I have to admit I’m not very good at promoting myself. I’m quite shy and find it difficult to talk myself up to people, but I’m improving all the time. I have Facebook, Instagram and Twitter accounts and try to update them whenever I can, although I’m sure it’s not enough! I also try to work with my local community by attending events and helping out wherever I can. I’m a member of the Fakenham Area Business Community (Fabcom), which has enabled me to make some really useful business-to-business connections. I always try to promote the events and markets that I’m attending and I’m starting to send out newsletters about new collections I’m launching. I don’t pay to advertise anywhere so I look for free ways to promote myself. Often, just being at well-established markets and events is a good way to get yourself noticed.
Do you take your own photographs? How important do you think good products shots are?
I’m artistically challenged, so I don’t take my own photographs. I’m lucky enough to be able to work with two excellent photographers, Keith Osborn Photography and Sally Robinson Photography. Product photographs are so important and that applies even more to food photos. If it doesn’t look appetising, people aren’t going to buy it!
Do you work at Pixie Hall full time?
I do, which is lovely when it’s busy, but can be a bit of a struggle in the quieter months. As long as you can justify the use of your time in the quieter times, it tends to pay off when it picks up again. For example, I’ve spent the last couple of months developing new products, starting new projects and booking events for the year. While this isn’t necessarily making me money right now, it will in the long term. It also stops me sitting around bingeing on Netflix! You have to use the quieter times to reassess and look ahead.
Have you got any tips for other makers interested in selling artisan food?

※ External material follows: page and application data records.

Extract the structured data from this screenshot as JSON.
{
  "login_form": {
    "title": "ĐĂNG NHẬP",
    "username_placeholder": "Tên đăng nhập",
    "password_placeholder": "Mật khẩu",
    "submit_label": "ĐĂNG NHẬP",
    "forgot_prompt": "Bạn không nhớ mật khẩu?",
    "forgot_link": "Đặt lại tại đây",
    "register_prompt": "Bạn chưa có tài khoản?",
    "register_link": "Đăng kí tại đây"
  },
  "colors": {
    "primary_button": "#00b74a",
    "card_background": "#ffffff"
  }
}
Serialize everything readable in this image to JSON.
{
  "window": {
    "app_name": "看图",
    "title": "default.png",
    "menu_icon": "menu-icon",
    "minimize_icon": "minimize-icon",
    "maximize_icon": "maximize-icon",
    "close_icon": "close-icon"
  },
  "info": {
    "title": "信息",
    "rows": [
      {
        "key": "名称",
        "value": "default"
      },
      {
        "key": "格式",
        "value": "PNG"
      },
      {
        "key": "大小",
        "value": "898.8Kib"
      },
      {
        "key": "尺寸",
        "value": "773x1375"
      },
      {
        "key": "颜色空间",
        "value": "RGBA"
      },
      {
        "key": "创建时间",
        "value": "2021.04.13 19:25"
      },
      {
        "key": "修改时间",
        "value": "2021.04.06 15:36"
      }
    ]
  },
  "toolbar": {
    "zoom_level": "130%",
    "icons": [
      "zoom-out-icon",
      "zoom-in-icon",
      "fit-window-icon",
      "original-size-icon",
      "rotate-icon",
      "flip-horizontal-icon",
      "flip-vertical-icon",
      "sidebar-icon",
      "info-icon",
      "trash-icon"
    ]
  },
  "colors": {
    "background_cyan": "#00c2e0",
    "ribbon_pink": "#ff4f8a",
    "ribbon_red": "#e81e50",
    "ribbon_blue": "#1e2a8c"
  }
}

What do they need to know?
Setting up any food business is difficult. There are lots of things you need to do before you start and lots of rules you need to follow in order to comply with food safety regulations. I would first of all suggest contacting your local authority for advice. They can tell you what you need to do to register your business, and refer you to trading standards who will ensure you have all the information you need for labelling your products. They will also refer you to Environmental Health, who can help make sure you start your business off on the right path. They are there to support, advise and help you, and they do so for free. Use them.

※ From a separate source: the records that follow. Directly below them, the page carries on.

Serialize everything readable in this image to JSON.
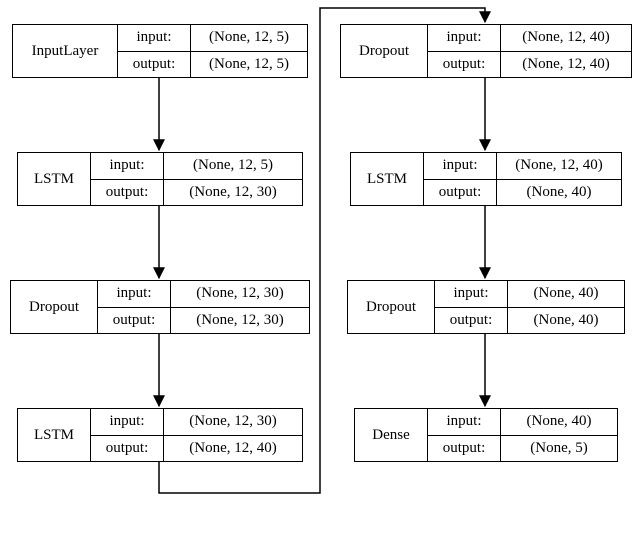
{
  "labels": {
    "input": "input:",
    "output": "output:"
  },
  "layers": [
    {
      "name": "InputLayer",
      "input": "(None, 12, 5)",
      "output": "(None, 12, 5)"
    },
    {
      "name": "LSTM",
      "input": "(None, 12, 5)",
      "output": "(None, 12, 30)"
    },
    {
      "name": "Dropout",
      "input": "(None, 12, 30)",
      "output": "(None, 12, 30)"
    },
    {
      "name": "LSTM",
      "input": "(None, 12, 30)",
      "output": "(None, 12, 40)"
    },
    {
      "name": "Dropout",
      "input": "(None, 12, 40)",
      "output": "(None, 12, 40)"
    },
    {
      "name": "LSTM",
      "input": "(None, 12, 40)",
      "output": "(None, 40)"
    },
    {
      "name": "Dropout",
      "input": "(None, 40)",
      "output": "(None, 40)"
    },
    {
      "name": "Dense",
      "input": "(None, 40)",
      "output": "(None, 5)"
    }
  ]
}
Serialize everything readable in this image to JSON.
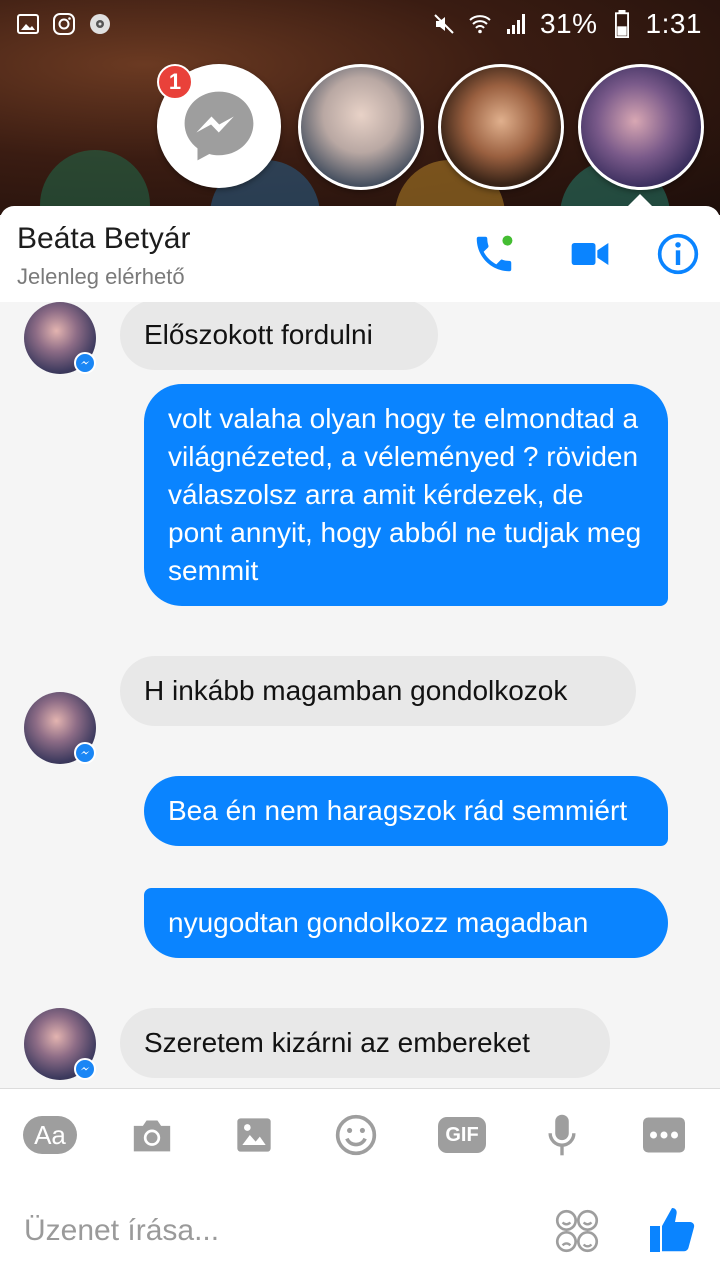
{
  "status_bar": {
    "battery": "31%",
    "time": "1:31",
    "icons_left": [
      "gallery-icon",
      "instagram-icon",
      "media-icon"
    ],
    "icons_right": [
      "mute-icon",
      "wifi-icon",
      "signal-icon",
      "battery-icon"
    ]
  },
  "chat_heads": {
    "unread_badge": "1",
    "heads": [
      "messenger-chat-head",
      "contact-head-1",
      "contact-head-2",
      "contact-head-3"
    ]
  },
  "header": {
    "name": "Beáta Betyár",
    "status": "Jelenleg elérhető",
    "accent_color": "#0a84ff",
    "online_dot_color": "#44bd32"
  },
  "messages": [
    {
      "from": "them",
      "text": "Előszokott fordulni"
    },
    {
      "from": "me",
      "text": "volt valaha olyan hogy te elmondtad a világnézeted, a véleményed ? röviden válaszolsz arra amit kérdezek, de pont annyit, hogy abból ne tudjak meg semmit"
    },
    {
      "from": "them",
      "text": "H inkább magamban gondolkozok"
    },
    {
      "from": "me",
      "text": "Bea én nem haragszok rád semmiért"
    },
    {
      "from": "me",
      "text": "nyugodtan gondolkozz magadban"
    },
    {
      "from": "them",
      "text": "Szeretem kizárni az embereket"
    }
  ],
  "composer": {
    "aa_label": "Aa",
    "gif_label": "GIF",
    "placeholder": "Üzenet írása...",
    "tools": [
      "text-style-button",
      "camera-button",
      "gallery-button",
      "emoji-button",
      "gif-button",
      "microphone-button",
      "more-button"
    ]
  }
}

Apart from all that stuff, my main tip is to find something that you love. If you’re making and selling things you are passionate about, be that bread, cakes, sweets or coffee, you will engage your customers with your enthusiasm. It’s really important that your products and business are a reflection of you. If people wanted faceless, mass-produced food, they’d go to Tesco. People want real, honest food with a story. Embrace that and love what you make.
How do you see your business developing? Have you got any plans or dreams?
I’ve got several new projects in the pipeline which should help me to reach more customers and engage new people with my brand. I have new ranges of products coming out all the time, which keeps things fresh and exciting. I’ve been working hard on my new Easter range which has been really fun – it’s the first time I’ve made traditional Easter eggs and I’m filling them with adorable little chocolate buttons. I’m hoping to attend more events this year, so I think that will help get the Pixie Hall name known by more people. I’m planning a workshop too so I can teach people how to make delicious sweets at home, and if it goes well, who knows? You have to be open to new things. People often tell you what they want and it’s up to you how you respond. I seem to be of the “say yes and worry about the logistics later” school of thought. I’m not sure whether that’s always a good thing or not!
My big dream is that one day I’ll have a chocolate shop or deli of my own. I’d love to have a dedicated space to sell my creations. That’s all pretty far off, but it’s always worth looking at the bigger picture. My main hope is that I’ll never fall out of love with what I do. Long hours, late nights and early mornings hurt a little less when you’re doing something you love.